Stored data entries
^^^^^^^^^^^^^^^^
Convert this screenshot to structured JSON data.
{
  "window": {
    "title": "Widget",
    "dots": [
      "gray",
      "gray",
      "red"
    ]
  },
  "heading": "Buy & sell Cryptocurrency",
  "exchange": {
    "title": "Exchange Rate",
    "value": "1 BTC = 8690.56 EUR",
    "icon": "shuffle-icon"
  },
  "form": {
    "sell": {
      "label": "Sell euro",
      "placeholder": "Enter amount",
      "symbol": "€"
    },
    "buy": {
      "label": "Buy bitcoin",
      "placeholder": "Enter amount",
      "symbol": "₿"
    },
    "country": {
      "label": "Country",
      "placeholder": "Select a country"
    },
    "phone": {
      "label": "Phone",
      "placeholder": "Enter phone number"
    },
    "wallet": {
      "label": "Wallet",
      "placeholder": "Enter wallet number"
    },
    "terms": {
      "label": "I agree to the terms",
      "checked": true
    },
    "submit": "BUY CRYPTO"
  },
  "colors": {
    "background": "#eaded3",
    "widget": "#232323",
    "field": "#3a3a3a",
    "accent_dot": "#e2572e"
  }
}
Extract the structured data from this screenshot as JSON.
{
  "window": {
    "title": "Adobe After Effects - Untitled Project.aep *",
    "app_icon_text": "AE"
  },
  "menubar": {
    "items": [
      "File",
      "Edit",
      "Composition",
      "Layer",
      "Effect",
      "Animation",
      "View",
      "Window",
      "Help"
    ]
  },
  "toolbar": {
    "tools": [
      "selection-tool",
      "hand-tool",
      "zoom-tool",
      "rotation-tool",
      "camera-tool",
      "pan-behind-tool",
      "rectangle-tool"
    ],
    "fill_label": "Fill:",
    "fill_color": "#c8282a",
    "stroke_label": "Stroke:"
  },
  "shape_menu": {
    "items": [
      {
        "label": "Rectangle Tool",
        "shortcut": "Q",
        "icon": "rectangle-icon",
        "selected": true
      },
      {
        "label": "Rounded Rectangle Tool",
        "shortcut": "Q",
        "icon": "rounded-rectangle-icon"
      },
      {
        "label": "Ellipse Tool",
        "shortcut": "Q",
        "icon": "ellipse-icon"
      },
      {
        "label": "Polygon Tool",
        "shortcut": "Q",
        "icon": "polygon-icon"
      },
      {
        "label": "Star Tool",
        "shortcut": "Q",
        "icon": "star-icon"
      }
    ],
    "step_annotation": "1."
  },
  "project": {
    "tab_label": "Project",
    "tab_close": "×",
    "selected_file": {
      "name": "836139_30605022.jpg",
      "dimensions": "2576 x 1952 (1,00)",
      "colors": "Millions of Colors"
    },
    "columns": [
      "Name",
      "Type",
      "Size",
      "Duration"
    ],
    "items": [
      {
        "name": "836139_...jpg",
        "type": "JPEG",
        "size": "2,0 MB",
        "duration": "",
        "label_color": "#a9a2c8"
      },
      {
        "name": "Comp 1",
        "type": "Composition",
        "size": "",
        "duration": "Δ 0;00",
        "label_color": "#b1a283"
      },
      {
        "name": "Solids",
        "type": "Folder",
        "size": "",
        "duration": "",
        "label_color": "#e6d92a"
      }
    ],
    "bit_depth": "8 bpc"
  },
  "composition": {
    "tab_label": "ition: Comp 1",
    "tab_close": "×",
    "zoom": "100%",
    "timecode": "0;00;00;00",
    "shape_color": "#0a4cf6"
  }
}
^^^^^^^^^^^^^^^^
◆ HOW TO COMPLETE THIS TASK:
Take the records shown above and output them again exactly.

◆ FINISHED TASK:
Convert this screenshot to structured JSON data.
{
  "window": {
    "title": "Widget",
    "dots": [
      "gray",
      "gray",
      "red"
    ]
  },
  "heading": "Buy & sell Cryptocurrency",
  "exchange": {
    "title": "Exchange Rate",
    "value": "1 BTC = 8690.56 EUR",
    "icon": "shuffle-icon"
  },
  "form": {
    "sell": {
      "label": "Sell euro",
      "placeholder": "Enter amount",
      "symbol": "€"
    },
    "buy": {
      "label": "Buy bitcoin",
      "placeholder": "Enter amount",
      "symbol": "₿"
    },
    "country": {
      "label": "Country",
      "placeholder": "Select a country"
    },
    "phone": {
      "label": "Phone",
      "placeholder": "Enter phone number"
    },
    "wallet": {
      "label": "Wallet",
      "placeholder": "Enter wallet number"
    },
    "terms": {
      "label": "I agree to the terms",
      "checked": true
    },
    "submit": "BUY CRYPTO"
  },
  "colors": {
    "background": "#eaded3",
    "widget": "#232323",
    "field": "#3a3a3a",
    "accent_dot": "#e2572e"
  }
}
Extract the structured data from this screenshot as JSON.
{
  "window": {
    "title": "Adobe After Effects - Untitled Project.aep *",
    "app_icon_text": "AE"
  },
  "menubar": {
    "items": [
      "File",
      "Edit",
      "Composition",
      "Layer",
      "Effect",
      "Animation",
      "View",
      "Window",
      "Help"
    ]
  },
  "toolbar": {
    "tools": [
      "selection-tool",
      "hand-tool",
      "zoom-tool",
      "rotation-tool",
      "camera-tool",
      "pan-behind-tool",
      "rectangle-tool"
    ],
    "fill_label": "Fill:",
    "fill_color": "#c8282a",
    "stroke_label": "Stroke:"
  },
  "shape_menu": {
    "items": [
      {
        "label": "Rectangle Tool",
        "shortcut": "Q",
        "icon": "rectangle-icon",
        "selected": true
      },
      {
        "label": "Rounded Rectangle Tool",
        "shortcut": "Q",
        "icon": "rounded-rectangle-icon"
      },
      {
        "label": "Ellipse Tool",
        "shortcut": "Q",
        "icon": "ellipse-icon"
      },
      {
        "label": "Polygon Tool",
        "shortcut": "Q",
        "icon": "polygon-icon"
      },
      {
        "label": "Star Tool",
        "shortcut": "Q",
        "icon": "star-icon"
      }
    ],
    "step_annotation": "1."
  },
  "project": {
    "tab_label": "Project",
    "tab_close": "×",
    "selected_file": {
      "name": "836139_30605022.jpg",
      "dimensions": "2576 x 1952 (1,00)",
      "colors": "Millions of Colors"
    },
    "columns": [
      "Name",
      "Type",
      "Size",
      "Duration"
    ],
    "items": [
      {
        "name": "836139_...jpg",
        "type": "JPEG",
        "size": "2,0 MB",
        "duration": "",
        "label_color": "#a9a2c8"
      },
      {
        "name": "Comp 1",
        "type": "Composition",
        "size": "",
        "duration": "Δ 0;00",
        "label_color": "#b1a283"
      },
      {
        "name": "Solids",
        "type": "Folder",
        "size": "",
        "duration": "",
        "label_color": "#e6d92a"
      }
    ],
    "bit_depth": "8 bpc"
  },
  "composition": {
    "tab_label": "ition: Comp 1",
    "tab_close": "×",
    "zoom": "100%",
    "timecode": "0;00;00;00",
    "shape_color": "#0a4cf6"
  }
}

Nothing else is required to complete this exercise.